You may not often think about your water heater, but it actually plays a very important part in the plumbing of your home. A poorly functioning water heater could result in bigger electricity bills as well as water that is either piping hot or ice cold. It is important to schedule annual maintenance to ensure that your unit is clean (hard water build-up is damaging to your water heater) and is set to the right temperature range. This will save you money, prolong the life of your water heater, and ensure that you and your family are healthy and happy.
Optimal Water Heater Setting
Professionals recommend keeping your water heater set at a temperature between 130 and 140 degrees Fahrenheit. Any higher, or lower, could actually be dangerous for you and your family.
While turning the temperature up higher can result in burns, turning it lower than the recommended setting can also be dangerous.

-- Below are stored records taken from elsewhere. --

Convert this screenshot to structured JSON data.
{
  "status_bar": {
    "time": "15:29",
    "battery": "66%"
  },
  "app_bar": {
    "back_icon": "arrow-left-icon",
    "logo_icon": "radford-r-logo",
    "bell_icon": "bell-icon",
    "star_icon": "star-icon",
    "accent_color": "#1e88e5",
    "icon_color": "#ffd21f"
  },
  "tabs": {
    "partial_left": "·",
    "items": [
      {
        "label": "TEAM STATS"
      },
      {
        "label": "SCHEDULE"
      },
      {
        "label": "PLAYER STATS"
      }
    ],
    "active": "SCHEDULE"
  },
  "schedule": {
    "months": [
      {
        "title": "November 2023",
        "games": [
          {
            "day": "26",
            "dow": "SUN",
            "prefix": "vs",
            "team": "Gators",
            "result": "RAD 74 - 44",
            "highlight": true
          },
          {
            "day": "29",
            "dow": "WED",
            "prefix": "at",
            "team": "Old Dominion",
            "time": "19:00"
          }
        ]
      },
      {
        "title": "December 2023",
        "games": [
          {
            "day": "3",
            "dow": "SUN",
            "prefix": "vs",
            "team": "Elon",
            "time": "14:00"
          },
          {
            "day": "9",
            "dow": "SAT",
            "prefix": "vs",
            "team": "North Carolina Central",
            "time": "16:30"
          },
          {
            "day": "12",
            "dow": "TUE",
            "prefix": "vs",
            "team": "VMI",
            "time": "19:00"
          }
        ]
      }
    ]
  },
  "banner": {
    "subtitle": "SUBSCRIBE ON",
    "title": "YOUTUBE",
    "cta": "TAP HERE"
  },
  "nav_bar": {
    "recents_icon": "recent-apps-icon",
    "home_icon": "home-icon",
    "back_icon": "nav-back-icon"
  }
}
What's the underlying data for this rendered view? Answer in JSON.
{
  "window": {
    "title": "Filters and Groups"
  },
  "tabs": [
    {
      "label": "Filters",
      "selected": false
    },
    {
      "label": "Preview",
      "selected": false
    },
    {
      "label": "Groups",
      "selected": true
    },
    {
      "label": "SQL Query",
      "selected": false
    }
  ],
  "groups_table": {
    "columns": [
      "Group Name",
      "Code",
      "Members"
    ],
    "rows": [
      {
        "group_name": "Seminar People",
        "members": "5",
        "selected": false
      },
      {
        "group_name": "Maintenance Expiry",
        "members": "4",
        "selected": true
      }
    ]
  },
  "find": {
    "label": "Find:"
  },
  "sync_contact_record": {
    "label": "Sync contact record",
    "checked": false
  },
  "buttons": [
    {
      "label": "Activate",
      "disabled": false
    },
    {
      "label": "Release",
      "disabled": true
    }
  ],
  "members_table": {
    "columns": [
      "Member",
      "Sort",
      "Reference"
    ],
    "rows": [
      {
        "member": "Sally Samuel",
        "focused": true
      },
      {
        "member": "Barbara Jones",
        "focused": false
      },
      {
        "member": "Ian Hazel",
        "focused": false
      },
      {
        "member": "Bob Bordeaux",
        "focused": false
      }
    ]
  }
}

In colder water temperatures, bacteria can form in the water heater tank. This could become a health risk for you and your family, potentially exposing you to health hazards such as Legionnaires’ disease.
This illness is a type of pneumonia and the bacteria that causes the illness can thrive in a water tank between the temperatures of 77 degrees and 113 degrees Fahrenheit.
Check Your Water Heater Temperature
If you are concerned that your water heater is set at an incorrect temperature — either too high or too low — call in a plumber who will be able to easily check the setting with a special thermometer and adjust as necessary.
If the temperature has been adjusted on the water tank but you do not seem to be noticing any difference in water temperature, a professional will also be able to check for sediment buildup and calcification in the hot water tank itself. Another indication that sediment may have built up in the tank is if you hear hissing or sizzling noises.
A professional can drain the tank and then attempt to fix the problem by scraping off any scale that may have built up over time and soaking the elements.
Life Expectancy of a Water Heater
Most hot water heaters are expected to last anywhere from 8 to 12 years. If you have a water heater that is 10 years or older, and appears to be leaking or is having some issues working, you might want to consider replacing it altogether, rather than just making a repair that will only temporarily solve the problem.
Maintenance of a Water Heater
Like with any appliance, a little upkeep and maintenance can go a long way toward extending the life of your water heater and keeping it in good working order. You may want to consider doing this maintenance with a professional in order to keep your water heater working properly.
Definitely keep your water heater set between the optimal temperatures. This will prevent any bacteria from forming in the cold water and prevent scalding you with a hotter-than-expected shower.